Scented crayons for children. Someone at Crayola had that bright idea some decades ago -- until kids started munching on the candy-colored sticks.
And then there's Clackers, two balls on a string that crash together. Kids thought it was fun -- until the balls smashed like shrapnel when used as directed.
And let's not forget the Atomic Energy Lab for kids -- with materials that turned out to be actually radioactive.
All are banned (or recalled) toys. And all are on display at The Banned Toys Museum in Burlingame, California (which also includes a Classic Toys and Pez Museum). (For the record, the formal name of the main museum is The Burlingame Museum of Pez Memorabilia; the other two "museums" are more like displays in the main room.)
This gallery is the creation of one Gary Doss, who owns and runs the place.
"It took me 14 years to get an example of every Pez ever sold," Doss told me from behind the counter at the gift shop. "I've been a Pez collector for about 20 years."
Eight hundred different types of Pez dispensers have been made over the decades --and Doss has a sample of every single one of them.
"You saw the 'Seinfeld' episode?" I asked, referring to the famous episode about Pez.
"Of course," Doss said, laughing. In fact, on the wall in the next room is a TV Guide picture of Jerry Seinfeld with a Pez dispenser.
Less funny -- or darkly funny -- are the banned toys, a collection that was "tougher" to acquire. "It took about five years to assemble," says Doss.
Some of the banned toys recall nothing so much as Dan Aykroyd's hilarious bit on "Saturday Night Live" in the Seventies, trying to justify dangerous children's gadgets.
But this stuff is quite real. Sharp lawn darts that kids started throwing at more than the lawn. Balls that all-too-easily burst into flames.
Elsewhere, in the classic toys section, each exhibit brings back a deep-seated memory from childhood -- if you're a baby boomer. Tinker Toys, Play-Doh, Slinky, Nerfball, everything but Six Finger, it seems, are all on display with the original packaging.
"To qualify as a classic toy in our museum, it has to be over 50-years old and still has to be made today," says Doss.

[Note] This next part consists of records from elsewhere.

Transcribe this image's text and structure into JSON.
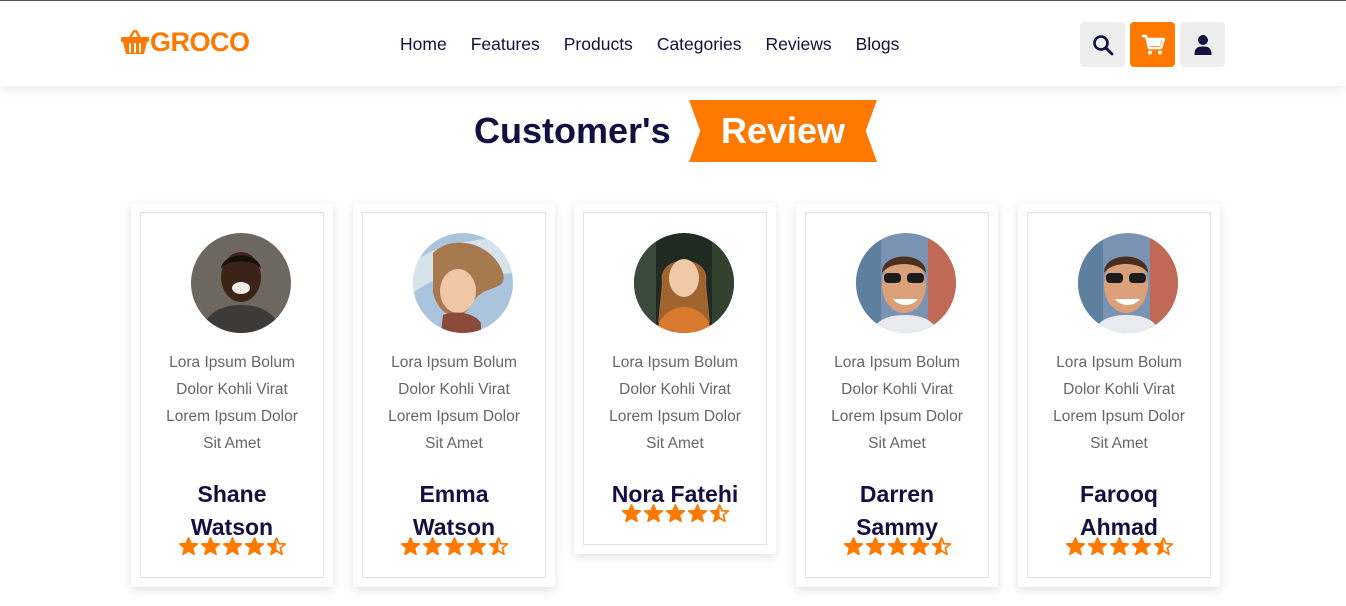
{
  "brand": {
    "name": "GROCO",
    "accent_color": "#ff7800",
    "text_color": "#130f40"
  },
  "nav": {
    "items": [
      {
        "label": "Home"
      },
      {
        "label": "Features"
      },
      {
        "label": "Products"
      },
      {
        "label": "Categories"
      },
      {
        "label": "Reviews"
      },
      {
        "label": "Blogs"
      }
    ]
  },
  "header_icons": [
    {
      "icon": "search-icon"
    },
    {
      "icon": "cart-icon",
      "active": true
    },
    {
      "icon": "user-icon"
    }
  ],
  "section": {
    "title_plain": "Customer's",
    "title_accent": "Review"
  },
  "reviews": [
    {
      "text_lines": [
        "Lora Ipsum Bolum",
        "Dolor Kohli Virat",
        "Lorem Ipsum Dolor",
        "Sit Amet"
      ],
      "name_lines": [
        "Shane",
        "Watson"
      ],
      "rating": 4.5
    },
    {
      "text_lines": [
        "Lora Ipsum Bolum",
        "Dolor Kohli Virat",
        "Lorem Ipsum Dolor",
        "Sit Amet"
      ],
      "name_lines": [
        "Emma",
        "Watson"
      ],
      "rating": 4.5
    },
    {
      "text_lines": [
        "Lora Ipsum Bolum",
        "Dolor Kohli Virat",
        "Lorem Ipsum Dolor",
        "Sit Amet"
      ],
      "name_lines": [
        "Nora Fatehi"
      ],
      "rating": 4.5
    },
    {
      "text_lines": [
        "Lora Ipsum Bolum",
        "Dolor Kohli Virat",
        "Lorem Ipsum Dolor",
        "Sit Amet"
      ],
      "name_lines": [
        "Darren",
        "Sammy"
      ],
      "rating": 4.5
    },
    {
      "text_lines": [
        "Lora Ipsum Bolum",
        "Dolor Kohli Virat",
        "Lorem Ipsum Dolor",
        "Sit Amet"
      ],
      "name_lines": [
        "Farooq",
        "Ahmad"
      ],
      "rating": 4.5
    }
  ]
}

Doss has enough exhibits for perhaps six rooms but jams everything, artfully, into two (the museum and the gift shop). It may well be the most densely-packed gallery in California.
The museum is a half-hour train ride from San Francisco via CalTrain, right next door to the Burlingame stop. (The rail ride is also an easy way to glimpse the legendary Candlestick Park stadium, where the Beatles gave their last concert, before it is demolished this winter. Just look to the east when you're north of the airport.)
And when you get off the train in Burlingame, check out the train station (built 110-years ago), which now houses The Burlingame Historical Society museum, featuring lots of local retro photos and memorabilia.
And there are restaurants and a shopping district across the street on Burlingame Avenue.
(The Burlingame Museum of Pez Memorabilia, 215 California
Drive, is open Tuesday through Saturday.